Outside of the historical context, both real and imagined, contemporary artists make use of the suitcase motif as an immediate emotional hook for their work. Lately I’ve been stuck on the little suitcase hotels of Swedish artist Bo Christian Larsson, whose work is part dollhouse fantasy, part commentary on the lost potential in discarded items. Making use of existing tags and stamps, the cases and trunks are returned to the position of journeyman’s assistant in their new role as miniature accommodation houses.
Though known primarily for her larger figurative works in bone and found objects, Sydney-based sculptor Linde Ivimey’s recent collections have included tiny suitcase dioramas – each opening up to reveal a stage mid performance, leaving us as the viewer feeling like we’ve just snuck in to a show without a ticket. Focused and intimate, the works exclude the world beyond the confines of theirs locks and clasps.
In 2008, Pakistani artist Huma Mulji created a work for Art Dubai that caused more controversy than a backpack full of heroine at Changi Airport when she debuted her taxidermied camel stuffed into a suitcase. Highly offensive to the locals, for whom camels are a national symbol of pride, the piece was removed from the fair after just two days (but not before Charles Saatchi had snapped it up for an exhibition of his own). At the time Mulji maintained the work, named Arabian Delight, was a response to international animal smuggling, but has since admitted to it’s inspiration lying more in the ‘Arabisation’ of her homeland.
Less politically charged, though still controversial, was a large scale installation at the Walker Art Center in Minneapolis by interdisciplinary design studio Diller, Scofidio & Renfro called Tourisms: suitCase Studies. Comprised of 50 suspended suitcases representing the mainland states of the USA, each case critically analysed specific tourist attractions across the country. Sounds straightforward (read mundane) enough, but by selecting only famous bedrooms and battlefields to be included, the work became an intense commentary on the voyeuristic nature of scandal sites and disaster tourism, though the fact that Samsonite supplied all the cases would seem to indicate they weren’t too concerned about the impact it would have on traveller numbers.

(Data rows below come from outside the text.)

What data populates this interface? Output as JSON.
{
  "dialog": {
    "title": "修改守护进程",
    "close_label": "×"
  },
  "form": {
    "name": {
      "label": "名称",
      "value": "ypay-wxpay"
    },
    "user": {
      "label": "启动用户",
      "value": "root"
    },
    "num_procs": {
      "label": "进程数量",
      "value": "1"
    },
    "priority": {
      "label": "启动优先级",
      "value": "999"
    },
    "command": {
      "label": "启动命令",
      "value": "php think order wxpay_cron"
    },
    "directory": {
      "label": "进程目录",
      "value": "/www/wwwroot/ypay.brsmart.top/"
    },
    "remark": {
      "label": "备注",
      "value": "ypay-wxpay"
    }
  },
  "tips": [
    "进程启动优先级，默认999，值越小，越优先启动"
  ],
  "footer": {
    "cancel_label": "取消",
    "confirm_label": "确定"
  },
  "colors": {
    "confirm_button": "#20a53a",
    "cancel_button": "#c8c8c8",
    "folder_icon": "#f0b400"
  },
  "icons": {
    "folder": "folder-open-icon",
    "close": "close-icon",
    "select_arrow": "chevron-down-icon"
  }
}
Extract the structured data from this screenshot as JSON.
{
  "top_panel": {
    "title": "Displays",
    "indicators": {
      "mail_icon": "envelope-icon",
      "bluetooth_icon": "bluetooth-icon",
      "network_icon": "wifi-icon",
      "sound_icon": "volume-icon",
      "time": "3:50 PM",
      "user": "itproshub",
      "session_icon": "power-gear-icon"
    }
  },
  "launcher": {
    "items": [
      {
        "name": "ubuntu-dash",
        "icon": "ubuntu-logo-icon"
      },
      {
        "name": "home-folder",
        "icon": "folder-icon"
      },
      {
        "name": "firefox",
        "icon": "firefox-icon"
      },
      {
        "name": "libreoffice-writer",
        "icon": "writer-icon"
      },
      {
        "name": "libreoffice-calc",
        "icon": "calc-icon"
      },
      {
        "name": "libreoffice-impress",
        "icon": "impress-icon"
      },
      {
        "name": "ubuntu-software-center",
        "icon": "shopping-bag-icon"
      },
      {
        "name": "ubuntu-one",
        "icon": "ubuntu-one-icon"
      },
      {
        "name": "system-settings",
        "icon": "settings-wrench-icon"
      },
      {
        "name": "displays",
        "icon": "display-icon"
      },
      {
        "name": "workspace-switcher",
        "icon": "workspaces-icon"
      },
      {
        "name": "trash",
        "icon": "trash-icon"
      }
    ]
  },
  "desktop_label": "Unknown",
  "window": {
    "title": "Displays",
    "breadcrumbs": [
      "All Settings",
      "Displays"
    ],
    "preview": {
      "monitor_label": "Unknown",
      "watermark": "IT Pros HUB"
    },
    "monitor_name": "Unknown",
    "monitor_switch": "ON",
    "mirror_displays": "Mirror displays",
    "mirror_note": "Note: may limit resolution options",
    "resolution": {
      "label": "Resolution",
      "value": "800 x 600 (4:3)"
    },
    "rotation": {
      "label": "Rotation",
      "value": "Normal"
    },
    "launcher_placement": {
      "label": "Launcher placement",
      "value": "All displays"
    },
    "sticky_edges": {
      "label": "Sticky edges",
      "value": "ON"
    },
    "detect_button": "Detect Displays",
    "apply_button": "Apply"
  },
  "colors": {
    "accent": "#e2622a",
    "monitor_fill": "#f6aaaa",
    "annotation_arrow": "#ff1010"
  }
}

Perhaps the best example of what I’ve been pondering today is from a 2012 exhibition called Now Dig This: Art and Black Los Angeles 1960-1980, where a small suitcase unwittingly became the star of the show. Found by curators in the archives of a gallery in New York City, it was believed to have been loaned by Charles White, credited with birthing the African American ‘art as activism’ movement in Los Angeles, to fellow artist Dan Concholar who filled it full of his own junk then promptly forgot about it. This history was entirely speculative, yet it became the piece everyone spoke about, even described by one reviewer as the “microcosm for the whole show.” Just the possibility that these seminal figures may have touched it was enough to stop a visitor in their tracks. Is it art, or artefact? Doesn’t matter much I suppose.

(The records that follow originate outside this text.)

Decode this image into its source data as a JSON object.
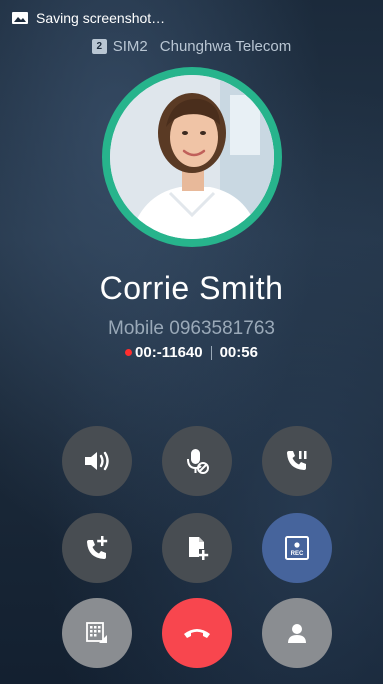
{
  "status_bar": {
    "notification_icon": "image-icon",
    "notification_text": "Saving screenshot…"
  },
  "sim_info": {
    "sim_slot": "2",
    "sim_name": "SIM2",
    "carrier": "Chunghwa Telecom"
  },
  "caller": {
    "name": "Corrie Smith",
    "number_line": "Mobile 0963581763",
    "recording_time": "00:-11640",
    "call_duration": "00:56"
  },
  "controls": {
    "row1": [
      "speaker-icon",
      "mute-mic-icon",
      "hold-call-icon"
    ],
    "row2": [
      "add-call-icon",
      "note-icon",
      "record-icon"
    ],
    "row3": [
      "dialpad-icon",
      "end-call-icon",
      "contact-icon"
    ]
  },
  "colors": {
    "avatar_ring": "#27b48c",
    "button_dark": "#484d52",
    "button_rec": "#46649c",
    "button_end": "#f8464e",
    "recording_dot": "#ff2e2e"
  }
}
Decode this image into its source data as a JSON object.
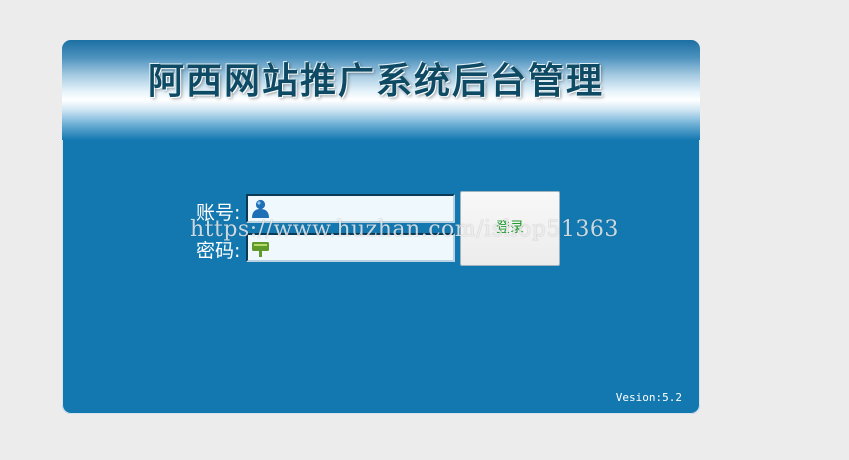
{
  "header": {
    "title": "阿西网站推广系统后台管理"
  },
  "form": {
    "account_label": "账号:",
    "password_label": "密码:",
    "account_value": "",
    "password_value": "",
    "account_icon": "user-icon",
    "password_icon": "key-icon",
    "login_button_label": "登录"
  },
  "footer": {
    "version": "Vesion:5.2"
  },
  "watermark": {
    "text": "https://www.huzhan.com/ishop51363"
  },
  "colors": {
    "page_background": "#ececec",
    "panel_background": "#1478b0",
    "title_color": "#0e4a63",
    "login_text": "#1f9a2e"
  }
}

To live out of a suitcase is not a lifestyle most of us covet in the long term. Who wants to be a human Paddington Bear, forever lugging a trunk around in the hope someone will take us in? Yet there is something undeniably appealing about them that no degree of technology has managed to remove. Your bag might have cost four times that of the guy standing next to you at the luggage carousel, but price has no bearing on the memories held within their compartments.

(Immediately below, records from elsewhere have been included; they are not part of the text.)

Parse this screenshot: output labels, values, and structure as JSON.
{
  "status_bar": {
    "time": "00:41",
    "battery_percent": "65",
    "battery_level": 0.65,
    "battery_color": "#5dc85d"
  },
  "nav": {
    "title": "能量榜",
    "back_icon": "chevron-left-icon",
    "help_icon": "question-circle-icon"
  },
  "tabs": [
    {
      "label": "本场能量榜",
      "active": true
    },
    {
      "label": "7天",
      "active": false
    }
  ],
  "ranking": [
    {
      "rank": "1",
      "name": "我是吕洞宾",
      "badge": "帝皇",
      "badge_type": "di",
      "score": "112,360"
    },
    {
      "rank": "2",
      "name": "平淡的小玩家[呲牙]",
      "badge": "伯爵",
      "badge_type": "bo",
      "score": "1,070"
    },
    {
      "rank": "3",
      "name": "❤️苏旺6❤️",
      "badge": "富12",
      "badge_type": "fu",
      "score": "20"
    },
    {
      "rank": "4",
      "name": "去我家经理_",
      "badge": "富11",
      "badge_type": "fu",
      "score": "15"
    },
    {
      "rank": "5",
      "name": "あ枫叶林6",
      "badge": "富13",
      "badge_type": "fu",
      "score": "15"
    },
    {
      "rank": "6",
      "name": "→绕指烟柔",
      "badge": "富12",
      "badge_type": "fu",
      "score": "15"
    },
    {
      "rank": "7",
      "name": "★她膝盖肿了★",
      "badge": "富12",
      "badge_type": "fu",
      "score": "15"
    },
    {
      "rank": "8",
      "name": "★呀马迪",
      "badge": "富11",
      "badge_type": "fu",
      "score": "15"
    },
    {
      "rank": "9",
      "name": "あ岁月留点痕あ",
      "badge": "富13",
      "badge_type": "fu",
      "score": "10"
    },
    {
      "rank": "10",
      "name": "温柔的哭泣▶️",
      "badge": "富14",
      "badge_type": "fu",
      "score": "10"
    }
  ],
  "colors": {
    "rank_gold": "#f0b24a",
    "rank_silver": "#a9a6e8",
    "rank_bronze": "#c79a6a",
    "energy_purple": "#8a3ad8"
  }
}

In any case (wait…that was an accidental pun and quite a bad one), it’s kinda nice to know that even when the tedious job of unpacking is done, there remains a little of our journey locked safely inside.